  • Department of Labor (DOL)
  • Department of Transportation (DOT)
  • Environmental Protection Agency (EPA)
  • Department of Health & Human Services (HHS)

These range from the Department of Transportation’s “Public Transportation Agency Safety Plan” and more emissions regulations to the Department of Energy regulations on everything from ceiling fans to residential dishwashers, furnaces, dehumidifiers—even “Certain Small Diameter, Elliptical Reflector, and Bulged Reflector Incandescent Reflector Lamps.”

Last year was a record-setting year for new regulations, and 2016 could easily top that if Congress does not reclaim its legislative supremacy over the administrative state. The 2015 Federal Register, where federal agencies’ proposed and final rules are published, boasts 82,035 pages. This is more than any year since 1936—when President Franklin D. Roosevelt’s massive regulatory expansion, The New Deal, was at its peak.

Last year also saw 3,408 agency regulations, far outdoing Congress’ output of 87 bills “by of a factor of 39.” It has been estimated (although no one really knows for sure) that there are more than 300,000 federal regulations that carry potential criminal penalties for violations.

There is no telling what new last-minute criminal regulations will be adopted as Obama prepares to leave office. If history is any guide, though, the end of a presidential tenure is likely to produce some unwelcome surprises.

Much to the relief of the average residential dishwasher owner or small business owner, Rep. Tim Walberg, R-Mich., introduced The Midnight Rule Relief Bill in late February, which would set a moratorium on agency rulemaking from the day after the election of a new president until after inauguration day.

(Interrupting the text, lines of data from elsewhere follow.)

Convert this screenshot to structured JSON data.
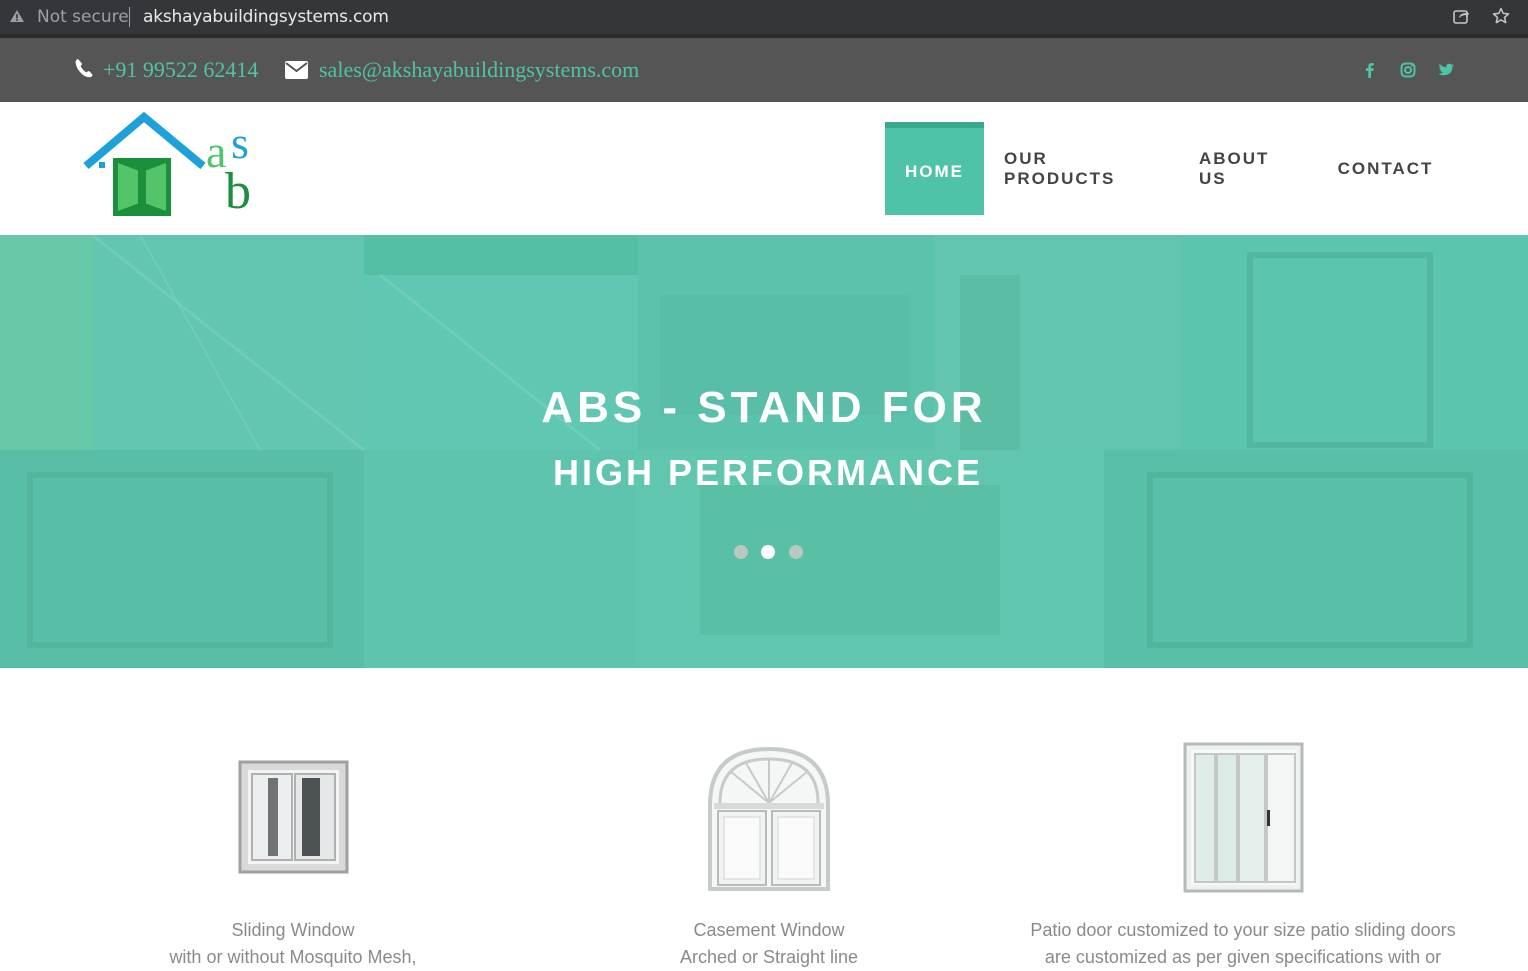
{
  "browser": {
    "security_label": "Not secure",
    "url": "akshayabuildingsystems.com"
  },
  "topbar": {
    "phone": "+91 99522 62414",
    "email": "sales@akshayabuildingsystems.com",
    "social": [
      "facebook-icon",
      "instagram-icon",
      "twitter-icon"
    ],
    "accent_color": "#4fc3a7"
  },
  "nav": {
    "items": [
      {
        "label": "HOME",
        "active": true
      },
      {
        "label": "OUR PRODUCTS",
        "active": false
      },
      {
        "label": "ABOUT US",
        "active": false
      },
      {
        "label": "CONTACT",
        "active": false
      }
    ]
  },
  "hero": {
    "title": "ABS - STAND FOR",
    "subtitle": "HIGH PERFORMANCE",
    "slides": 3,
    "active_slide": 2,
    "overlay_color": "#5ec8b0"
  },
  "products": [
    {
      "line1": "Sliding Window",
      "line2": "with or without Mosquito Mesh,"
    },
    {
      "line1": "Casement Window",
      "line2": "Arched or Straight line"
    },
    {
      "line1": "Patio door customized to your size patio sliding doors",
      "line2": "are customized as per given specifications with or"
    }
  ]
}
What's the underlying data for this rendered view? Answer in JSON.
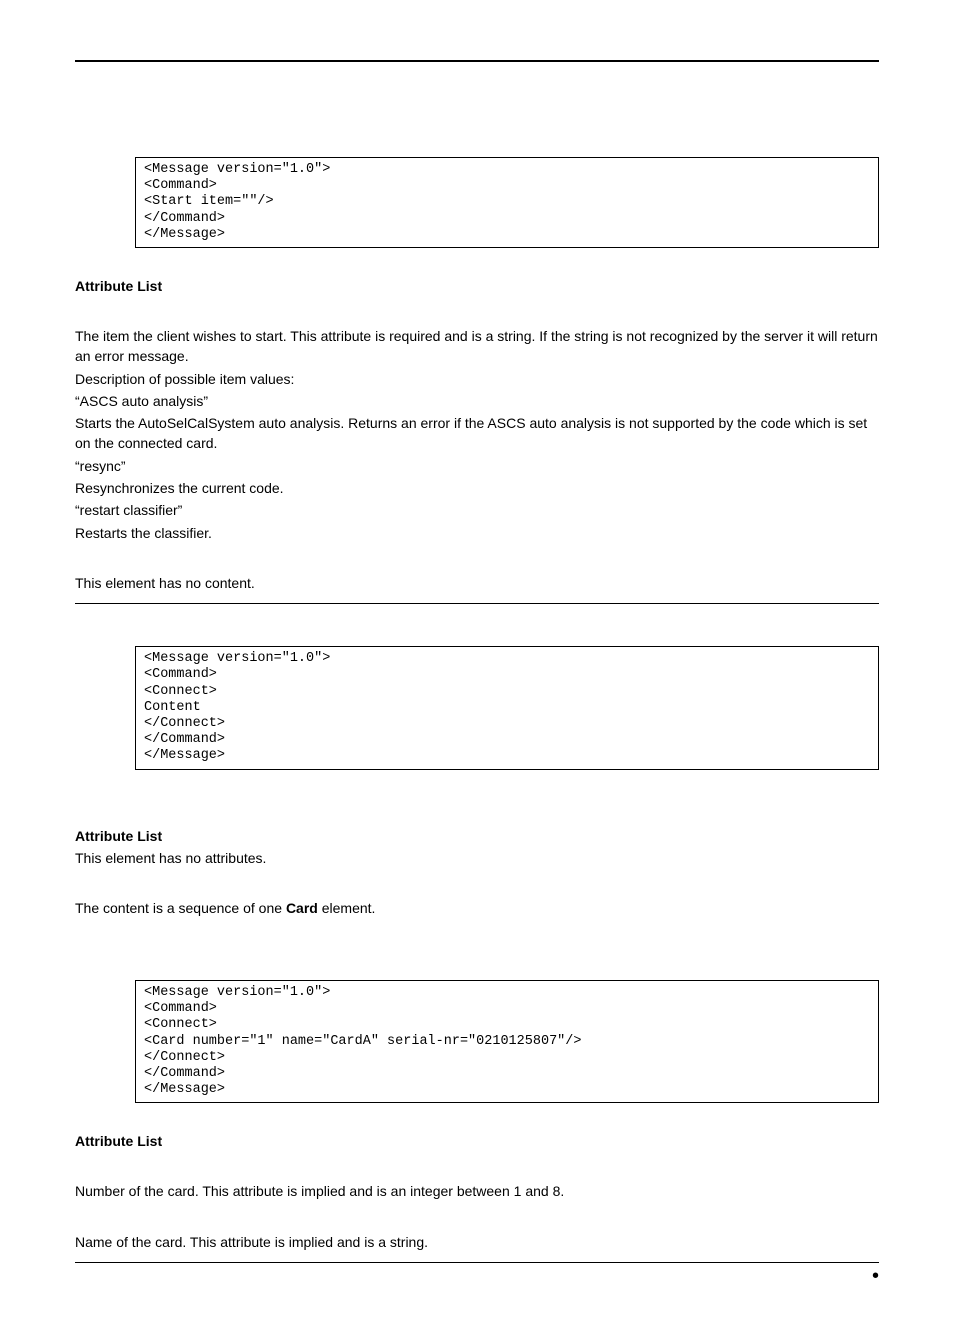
{
  "codeBlocks": {
    "one": "<Message version=\"1.0\">\n<Command>\n<Start item=\"\"/>\n</Command>\n</Message>",
    "two": "<Message version=\"1.0\">\n<Command>\n<Connect>\nContent\n</Connect>\n</Command>\n</Message>",
    "three": "<Message version=\"1.0\">\n<Command>\n<Connect>\n<Card number=\"1\" name=\"CardA\" serial-nr=\"0210125807\"/>\n</Connect>\n</Command>\n</Message>"
  },
  "headings": {
    "attrList": "Attribute List"
  },
  "section1": {
    "p1": "The item the client wishes to start. This attribute is required and is a string. If the string is not recognized by the server it will return an error message.",
    "p2": "Description of possible item values:",
    "p3": "“ASCS auto analysis”",
    "p4": "Starts the AutoSelCalSystem auto analysis. Returns an error if the ASCS auto analysis is not supported by the code which is set on the connected card.",
    "p5": "“resync”",
    "p6": "Resynchronizes the current code.",
    "p7": "“restart classifier”",
    "p8": "Restarts the classifier.",
    "p9": "This element has no content."
  },
  "section2": {
    "p1": "This element has no attributes.",
    "p2a": "The content is a sequence of one ",
    "p2b": "Card",
    "p2c": " element."
  },
  "section3": {
    "p1": "Number of the card. This attribute is implied and is an integer between 1 and 8.",
    "p2": "Name of the card. This attribute is implied and is a string."
  },
  "footerDot": "•"
}
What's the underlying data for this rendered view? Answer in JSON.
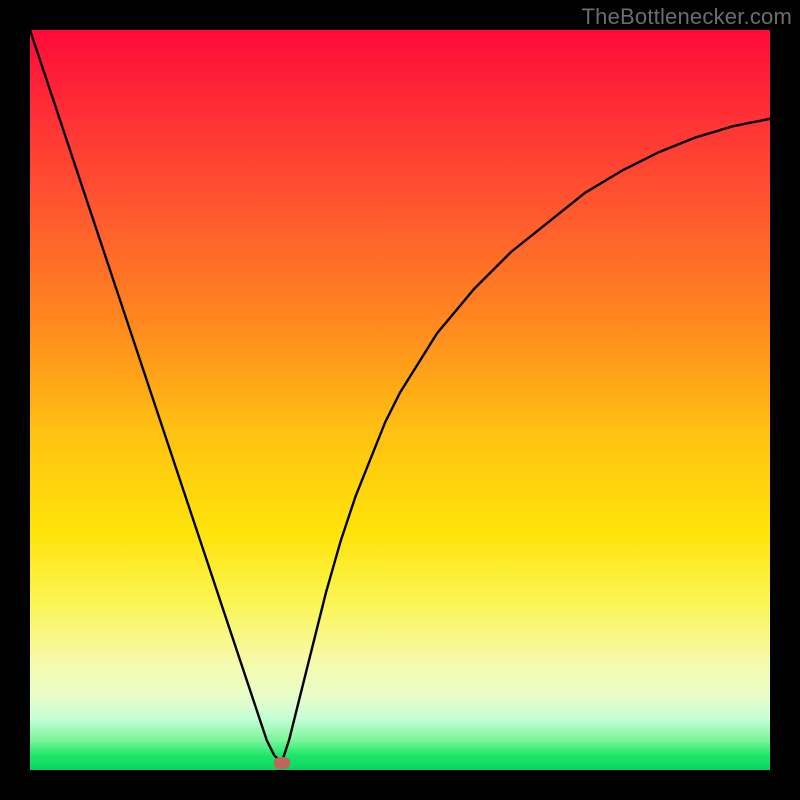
{
  "watermark": "TheBottlenecker.com",
  "colors": {
    "gradient_top": "#ff0a3a",
    "gradient_mid1": "#ff8a1e",
    "gradient_mid2": "#ffe40a",
    "gradient_bottom": "#0bd45f",
    "curve": "#000000",
    "marker": "#c0645c",
    "frame": "#000000"
  },
  "chart_data": {
    "type": "line",
    "title": "",
    "xlabel": "",
    "ylabel": "",
    "xlim": [
      0,
      100
    ],
    "ylim": [
      0,
      100
    ],
    "x": [
      0,
      2,
      4,
      6,
      8,
      10,
      12,
      14,
      16,
      18,
      20,
      22,
      24,
      26,
      28,
      30,
      31,
      32,
      33,
      34,
      35,
      36,
      38,
      40,
      42,
      44,
      46,
      48,
      50,
      55,
      60,
      65,
      70,
      75,
      80,
      85,
      90,
      95,
      100
    ],
    "values": [
      100,
      94,
      88,
      82,
      76,
      70,
      64,
      58,
      52,
      46,
      40,
      34,
      28,
      22,
      16,
      10,
      7,
      4,
      2,
      1,
      4,
      8,
      16,
      24,
      31,
      37,
      42,
      47,
      51,
      59,
      65,
      70,
      74,
      78,
      81,
      83.5,
      85.5,
      87,
      88
    ],
    "minimum": {
      "x": 34,
      "y": 1
    },
    "annotations": [],
    "legend": [],
    "grid": false
  }
}
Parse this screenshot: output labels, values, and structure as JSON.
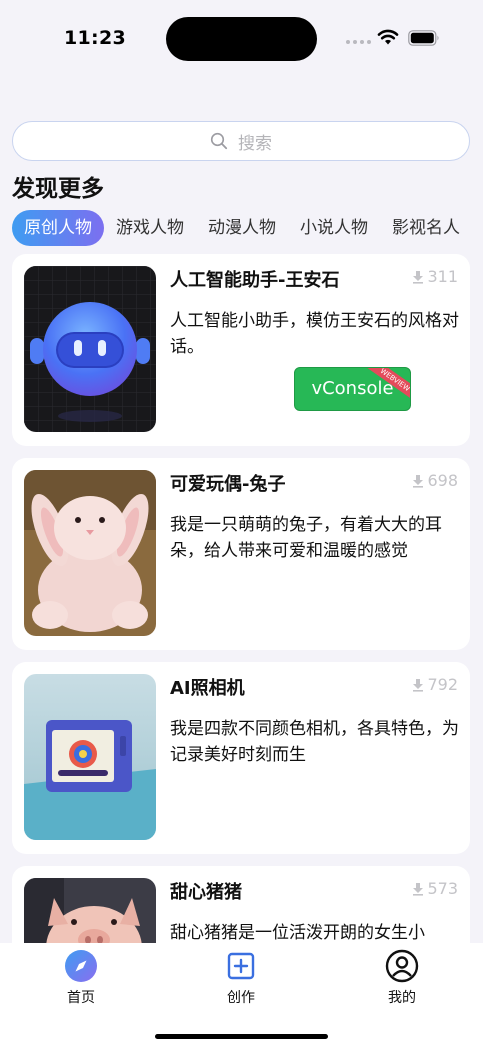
{
  "status_bar": {
    "time": "11:23"
  },
  "search": {
    "placeholder": "搜索"
  },
  "section_title": "发现更多",
  "tabs": [
    {
      "label": "原创人物",
      "active": true
    },
    {
      "label": "游戏人物",
      "active": false
    },
    {
      "label": "动漫人物",
      "active": false
    },
    {
      "label": "小说人物",
      "active": false
    },
    {
      "label": "影视名人",
      "active": false
    }
  ],
  "cards": [
    {
      "title": "人工智能助手-王安石",
      "count": "311",
      "description": "人工智能小助手，模仿王安石的风格对话。",
      "thumb": "robot-avatar-image"
    },
    {
      "title": "可爱玩偶-兔子",
      "count": "698",
      "description": "我是一只萌萌的兔子，有着大大的耳朵，给人带来可爱和温暖的感觉",
      "thumb": "plush-rabbit-image"
    },
    {
      "title": "AI照相机",
      "count": "792",
      "description": "我是四款不同颜色相机，各具特色，为记录美好时刻而生",
      "thumb": "camera-device-image"
    },
    {
      "title": "甜心猪猪",
      "count": "573",
      "description": "甜心猪猪是一位活泼开朗的女生小",
      "thumb": "plush-pig-image"
    }
  ],
  "vconsole": {
    "label": "vConsole",
    "ribbon": "WEBVIEW"
  },
  "tab_bar": [
    {
      "label": "首页",
      "icon": "compass-icon",
      "active": true
    },
    {
      "label": "创作",
      "icon": "plus-square-icon",
      "active": false
    },
    {
      "label": "我的",
      "icon": "user-icon",
      "active": false
    }
  ],
  "colors": {
    "accent_gradient_start": "#3f9cf1",
    "accent_gradient_end": "#7c6ff0",
    "vconsole_green": "#27b856",
    "background": "#f4f3f9"
  }
}
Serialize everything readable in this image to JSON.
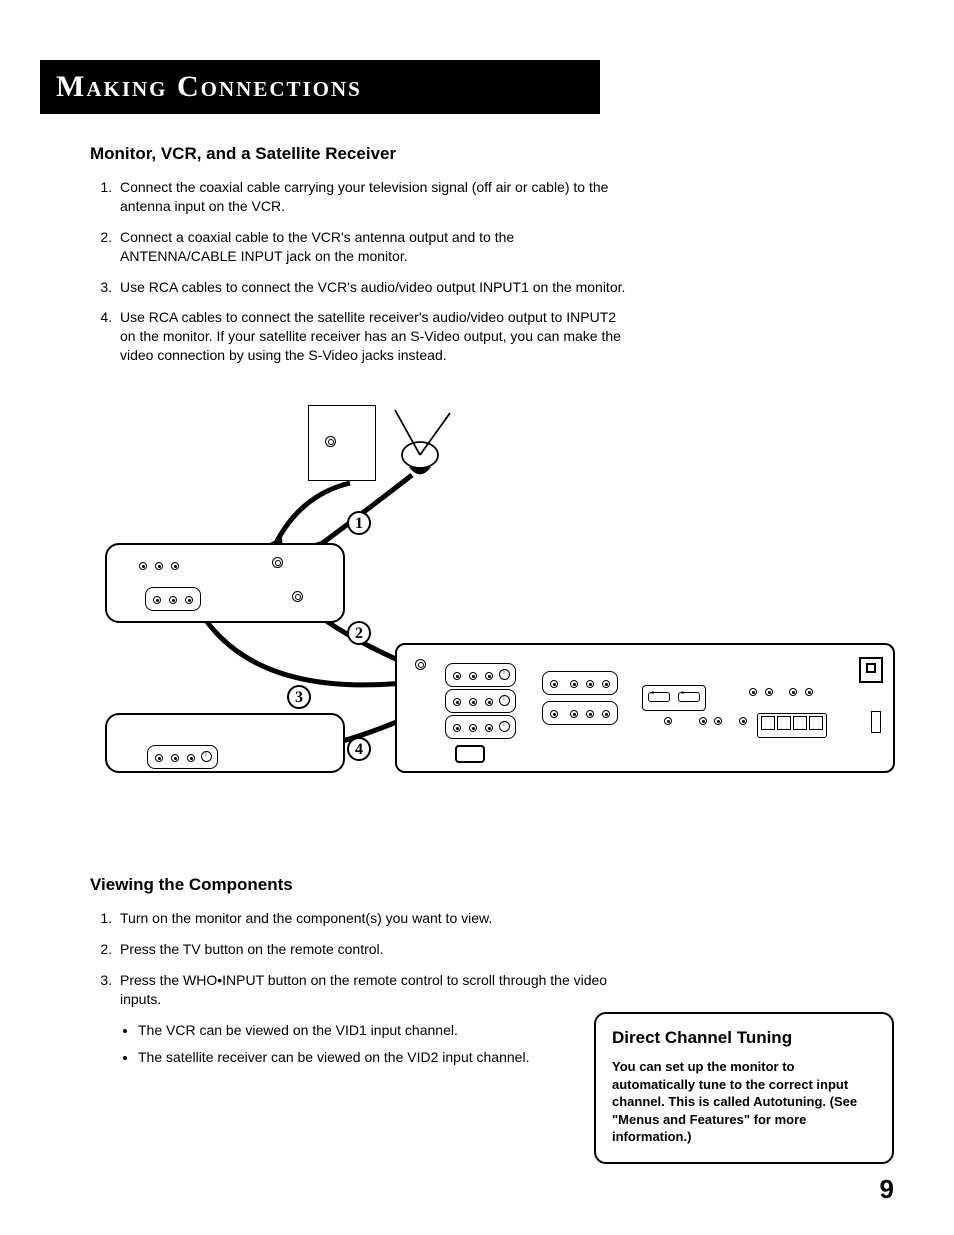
{
  "title": "Making Connections",
  "section1": {
    "heading": "Monitor, VCR, and a Satellite Receiver",
    "steps": [
      "Connect the coaxial cable carrying your television signal (off air or cable) to the antenna input on the VCR.",
      "Connect a coaxial cable to the VCR's antenna output and to the ANTENNA/CABLE INPUT jack on the monitor.",
      "Use RCA cables to connect the VCR's audio/video output INPUT1 on the monitor.",
      "Use RCA cables to connect the satellite receiver's audio/video output to INPUT2 on the monitor. If your satellite receiver has an S-Video output, you can make the video connection by using the S-Video jacks instead."
    ]
  },
  "diagram": {
    "labels": {
      "n1": "1",
      "n2": "2",
      "n3": "3",
      "n4": "4"
    }
  },
  "section2": {
    "heading": "Viewing the Components",
    "steps": [
      "Turn on the monitor and the component(s) you want to view.",
      "Press the TV button on the remote control.",
      "Press the WHO•INPUT button on the remote control to scroll through the video inputs."
    ],
    "bullets": [
      "The VCR can be viewed on the VID1 input channel.",
      "The satellite receiver can be viewed on the VID2 input channel."
    ]
  },
  "sidebar": {
    "heading": "Direct Channel Tuning",
    "body": "You can set up the monitor to automatically tune to the correct input channel. This is called Autotuning. (See \"Menus and Features\" for more information.)"
  },
  "page_number": "9"
}
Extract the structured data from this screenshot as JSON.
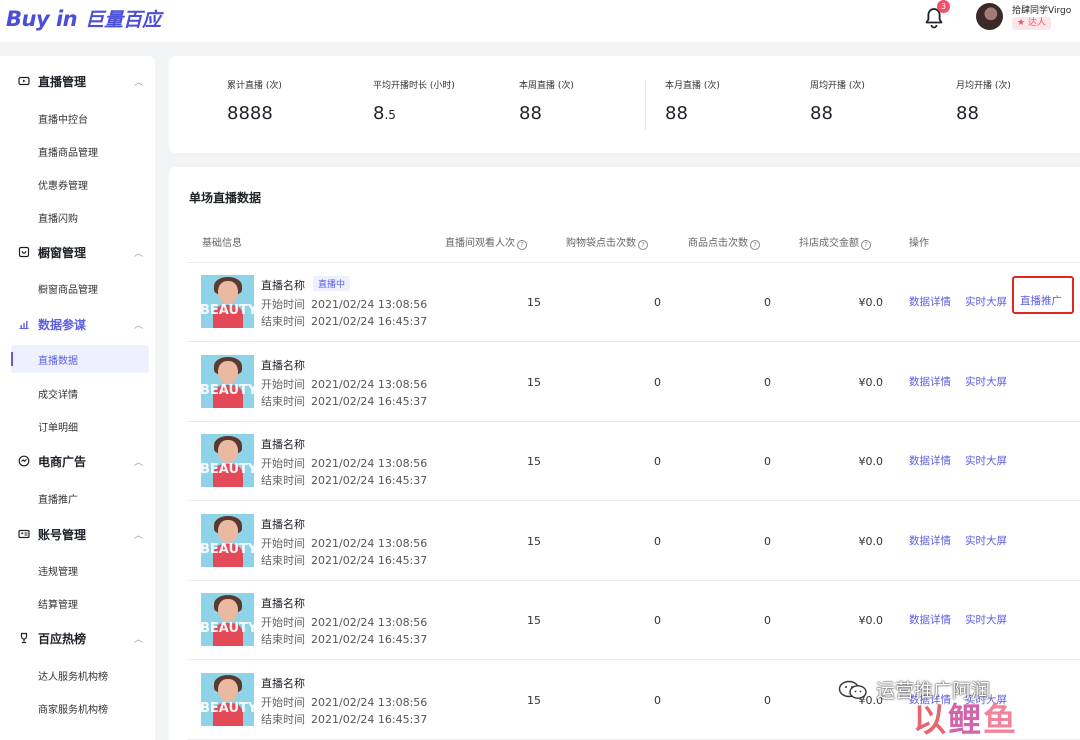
{
  "header": {
    "logo_en": "Buy in",
    "logo_cn": "巨量百应",
    "notification_count": "3",
    "user_name": "拾肆同学Virgo",
    "user_role": "达人"
  },
  "sidebar": {
    "groups": [
      {
        "label": "直播管理",
        "icon": "live-icon",
        "items": [
          "直播中控台",
          "直播商品管理",
          "优惠券管理",
          "直播闪购"
        ]
      },
      {
        "label": "橱窗管理",
        "icon": "window-icon",
        "items": [
          "橱窗商品管理"
        ]
      },
      {
        "label": "数据参谋",
        "icon": "chart-icon",
        "items": [
          "直播数据",
          "成交详情",
          "订单明细"
        ]
      },
      {
        "label": "电商广告",
        "icon": "ad-icon",
        "items": [
          "直播推广"
        ]
      },
      {
        "label": "账号管理",
        "icon": "account-icon",
        "items": [
          "违规管理",
          "结算管理"
        ]
      },
      {
        "label": "百应热榜",
        "icon": "trophy-icon",
        "items": [
          "达人服务机构榜",
          "商家服务机构榜"
        ]
      }
    ],
    "active_group": "数据参谋",
    "active_item": "直播数据"
  },
  "stats": [
    {
      "label": "累计直播 (次)",
      "value": "8888"
    },
    {
      "label": "平均开播时长 (小时)",
      "value_main": "8",
      "value_small": ".5"
    },
    {
      "label": "本周直播 (次)",
      "value": "88"
    },
    {
      "label": "本月直播 (次)",
      "value": "88"
    },
    {
      "label": "周均开播 (次)",
      "value": "88"
    },
    {
      "label": "月均开播 (次)",
      "value": "88"
    }
  ],
  "table": {
    "title": "单场直播数据",
    "columns": [
      "基础信息",
      "直播间观看人次",
      "购物袋点击次数",
      "商品点击次数",
      "抖店成交金额",
      "操作"
    ],
    "thumb_text": "BEAUTY",
    "name_label": "直播名称",
    "live_badge": "直播中",
    "start_label": "开始时间",
    "end_label": "结束时间",
    "actions": {
      "detail": "数据详情",
      "screen": "实时大屏",
      "promote": "直播推广"
    },
    "rows": [
      {
        "start": "2021/02/24 13:08:56",
        "end": "2021/02/24 16:45:37",
        "views": "15",
        "bag_clicks": "0",
        "product_clicks": "0",
        "gmv": "¥0.0"
      },
      {
        "start": "2021/02/24 13:08:56",
        "end": "2021/02/24 16:45:37",
        "views": "15",
        "bag_clicks": "0",
        "product_clicks": "0",
        "gmv": "¥0.0"
      },
      {
        "start": "2021/02/24 13:08:56",
        "end": "2021/02/24 16:45:37",
        "views": "15",
        "bag_clicks": "0",
        "product_clicks": "0",
        "gmv": "¥0.0"
      },
      {
        "start": "2021/02/24 13:08:56",
        "end": "2021/02/24 16:45:37",
        "views": "15",
        "bag_clicks": "0",
        "product_clicks": "0",
        "gmv": "¥0.0"
      },
      {
        "start": "2021/02/24 13:08:56",
        "end": "2021/02/24 16:45:37",
        "views": "15",
        "bag_clicks": "0",
        "product_clicks": "0",
        "gmv": "¥0.0"
      },
      {
        "start": "2021/02/24 13:08:56",
        "end": "2021/02/24 16:45:37",
        "views": "15",
        "bag_clicks": "0",
        "product_clicks": "0",
        "gmv": "¥0.0"
      }
    ]
  },
  "watermark": {
    "line1": "运营推广阿润",
    "line2a": "以",
    "line2b": "鲤",
    "line2c": "鱼"
  },
  "colors": {
    "accent": "#5b5fe0",
    "highlight_border": "#e0271f",
    "badge": "#f0506e"
  }
}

The bill would pre-empt any rulemaking unless it is proven not to result in any of four outcomes:

(1) An annual effect on the economy of $100,000,000 or more. (2) A major increase in costs or prices for consumers, individual industries, Federal, State, or local government agencies, or geographic regions. (3) Significant adverse effects on competition, employment, investment, productivity, innovation, or on the ability of United States-based enterprises to compete with foreign-based enterprises in domestic and export markets. (4) A significant economic impact on a substantial number of small businesses.

The bill includes exceptions for cases in which the president issues an executive order asserting that the rule is necessary “because of an imminent threat to health or safety or other emergency; … for the enforcement of criminal laws; … national security,” or for “implementing an international trade agreement.”

Obama might veto a bill that limits his administration’s ability to promulgate regulations—but a veto would not necessarily kill the bill. The U.S. Constitution provides that before a bill can become law, it must pass both houses of Congress and be sent to the president for approval. If the president vetoes the bill, Congress can override that veto with a two-thirds vote in both houses of Congress.

Even if it is vetoed, The Midnight Rule Relief Bill gives voters one if not two opportunities to see their representatives vote on a bill that would curtail the executive branch’s power to write law.

Voters can use that to gauge how their representatives value the Constitution’s separation of powers—specifically, the value of protecting their prerogative to exercise “all legislative powers [t]herein granted,” rather than delegating that prerogative to agencies.

The Midnight Rule Relief Bill presents Congress with an opportunity to begin to reclaim its authority to consider new regulations, which have the full force and effect of laws, that will have a dramatic impact on our economy, and to consider these laws in due course, not as the president packs his bags and vacates the White House. In either case, the bill is worthy of consideration.